[Interface dataset entries]

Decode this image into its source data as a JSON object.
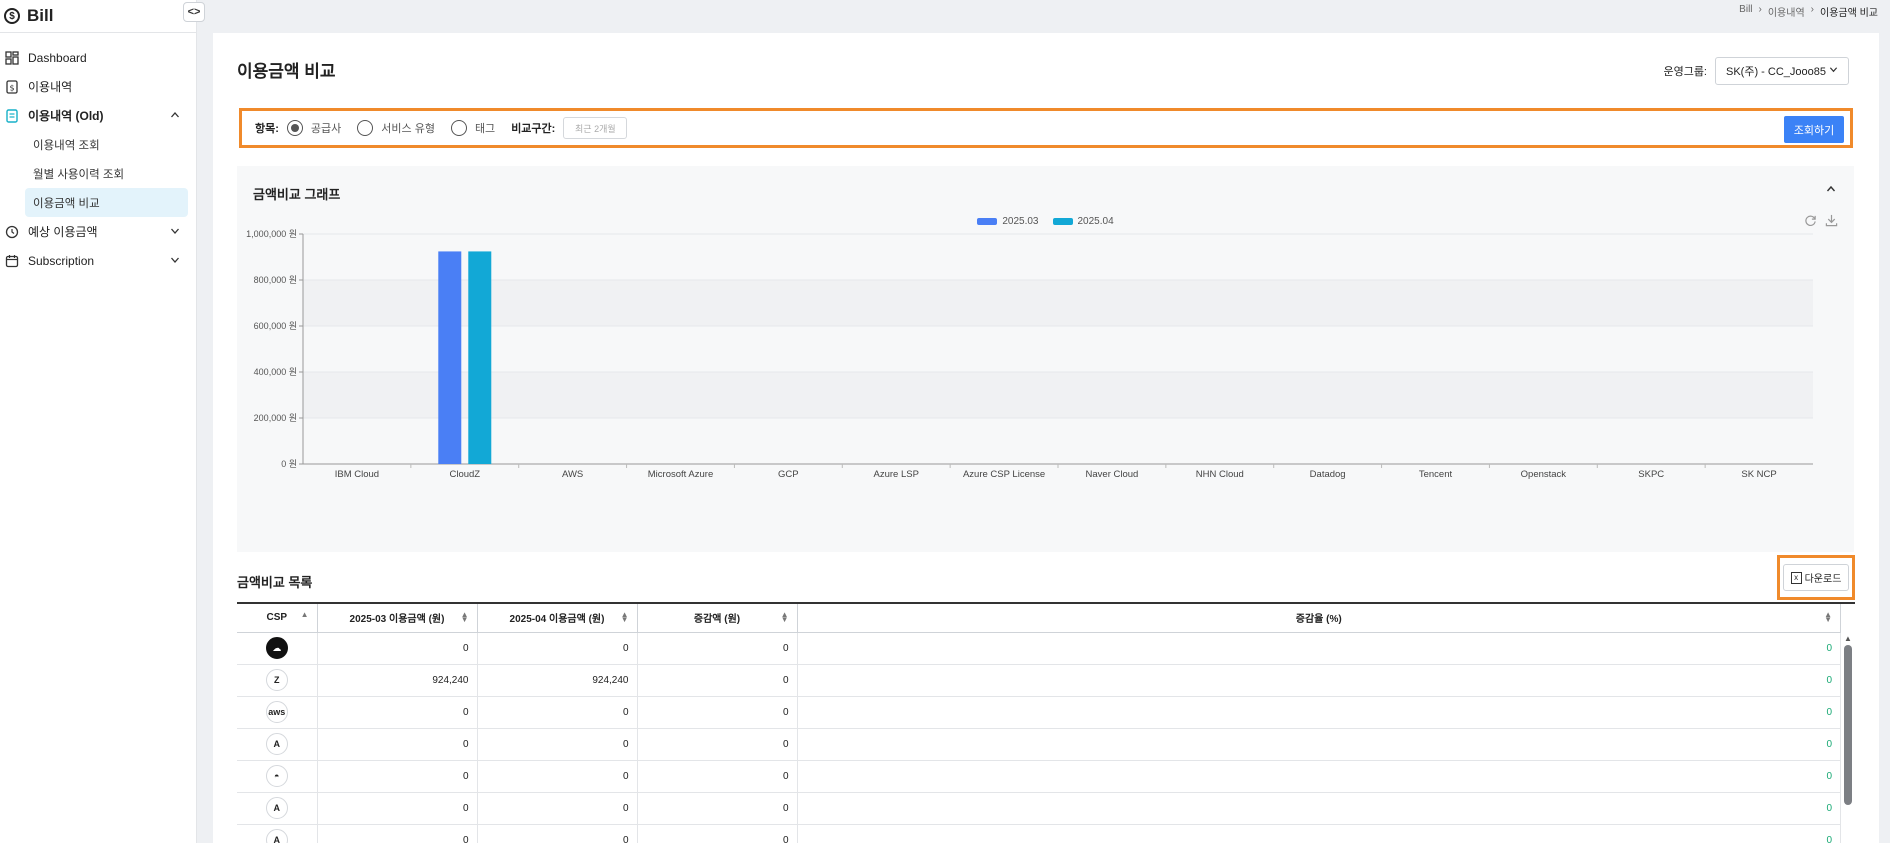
{
  "app": {
    "brand": "Bill"
  },
  "sidebar": {
    "items": [
      {
        "label": "Dashboard"
      },
      {
        "label": "이용내역"
      },
      {
        "label": "이용내역 (Old)",
        "sub": [
          "이용내역 조회",
          "월별 사용이력 조회",
          "이용금액 비교"
        ]
      },
      {
        "label": "예상 이용금액"
      },
      {
        "label": "Subscription"
      }
    ]
  },
  "breadcrumb": [
    "Bill",
    "이용내역",
    "이용금액 비교"
  ],
  "page": {
    "title": "이용금액 비교"
  },
  "group": {
    "label": "운영그룹:",
    "value": "SK(주) - CC_Jooo85"
  },
  "filter": {
    "item_label": "항목:",
    "options": [
      "공급사",
      "서비스 유형",
      "태그"
    ],
    "selected": 0,
    "range_label": "비교구간:",
    "range_placeholder": "최근 2개월",
    "search_label": "조회하기"
  },
  "chart_section": {
    "title": "금액비교 그래프"
  },
  "chart_data": {
    "type": "bar",
    "categories": [
      "IBM Cloud",
      "CloudZ",
      "AWS",
      "Microsoft Azure",
      "GCP",
      "Azure LSP",
      "Azure CSP License",
      "Naver Cloud",
      "NHN Cloud",
      "Datadog",
      "Tencent",
      "Openstack",
      "SKPC",
      "SK NCP"
    ],
    "series": [
      {
        "name": "2025.03",
        "color": "#4a7ff5",
        "values": [
          0,
          924240,
          0,
          0,
          0,
          0,
          0,
          0,
          0,
          0,
          0,
          0,
          0,
          0
        ]
      },
      {
        "name": "2025.04",
        "color": "#12a8d6",
        "values": [
          0,
          924240,
          0,
          0,
          0,
          0,
          0,
          0,
          0,
          0,
          0,
          0,
          0,
          0
        ]
      }
    ],
    "ylim": [
      0,
      1000000
    ],
    "yticks": [
      "0 원",
      "200,000 원",
      "400,000 원",
      "600,000 원",
      "800,000 원",
      "1,000,000 원"
    ],
    "yvalues": [
      0,
      200000,
      400000,
      600000,
      800000,
      1000000
    ]
  },
  "list_section": {
    "title": "금액비교 목록",
    "download_label": "다운로드"
  },
  "table": {
    "headers": [
      "CSP",
      "2025-03 이용금액 (원)",
      "2025-04 이용금액 (원)",
      "증감액 (원)",
      "증감율 (%)"
    ],
    "rows": [
      {
        "icon": "ibm-cloud-icon",
        "glyph": "☁",
        "v1": "0",
        "v2": "0",
        "diff": "0",
        "rate": "0"
      },
      {
        "icon": "cloudz-icon",
        "glyph": "Z",
        "v1": "924,240",
        "v2": "924,240",
        "diff": "0",
        "rate": "0"
      },
      {
        "icon": "aws-icon",
        "glyph": "aws",
        "v1": "0",
        "v2": "0",
        "diff": "0",
        "rate": "0"
      },
      {
        "icon": "azure-icon",
        "glyph": "A",
        "v1": "0",
        "v2": "0",
        "diff": "0",
        "rate": "0"
      },
      {
        "icon": "gcp-icon",
        "glyph": "◓",
        "v1": "0",
        "v2": "0",
        "diff": "0",
        "rate": "0"
      },
      {
        "icon": "azure-lsp-icon",
        "glyph": "A",
        "v1": "0",
        "v2": "0",
        "diff": "0",
        "rate": "0"
      },
      {
        "icon": "azure-csp-icon",
        "glyph": "A",
        "v1": "0",
        "v2": "0",
        "diff": "0",
        "rate": "0"
      }
    ]
  }
}
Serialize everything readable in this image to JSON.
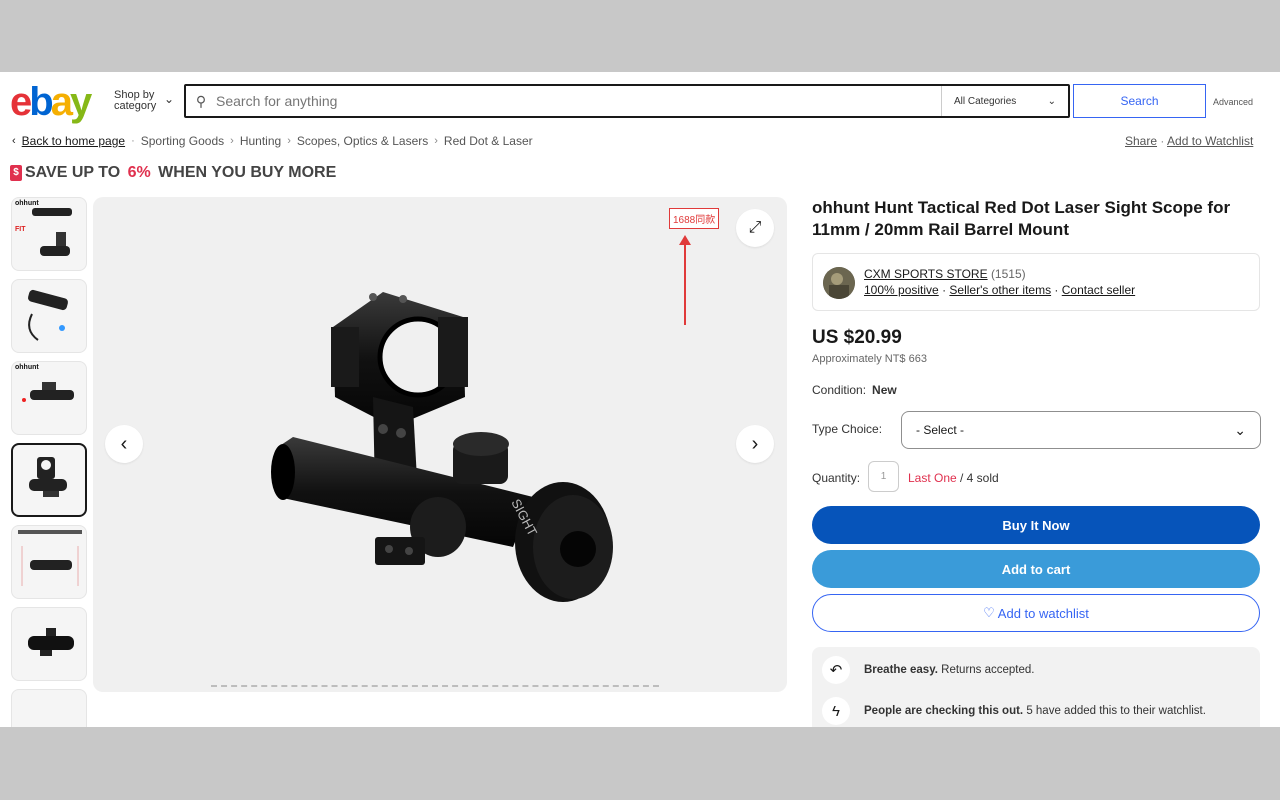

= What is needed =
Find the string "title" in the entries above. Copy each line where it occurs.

= Result of the task =
    "title": "이용금액 비교"
    "title": "금액비교 그래프"
    "title": "금액비교 목록",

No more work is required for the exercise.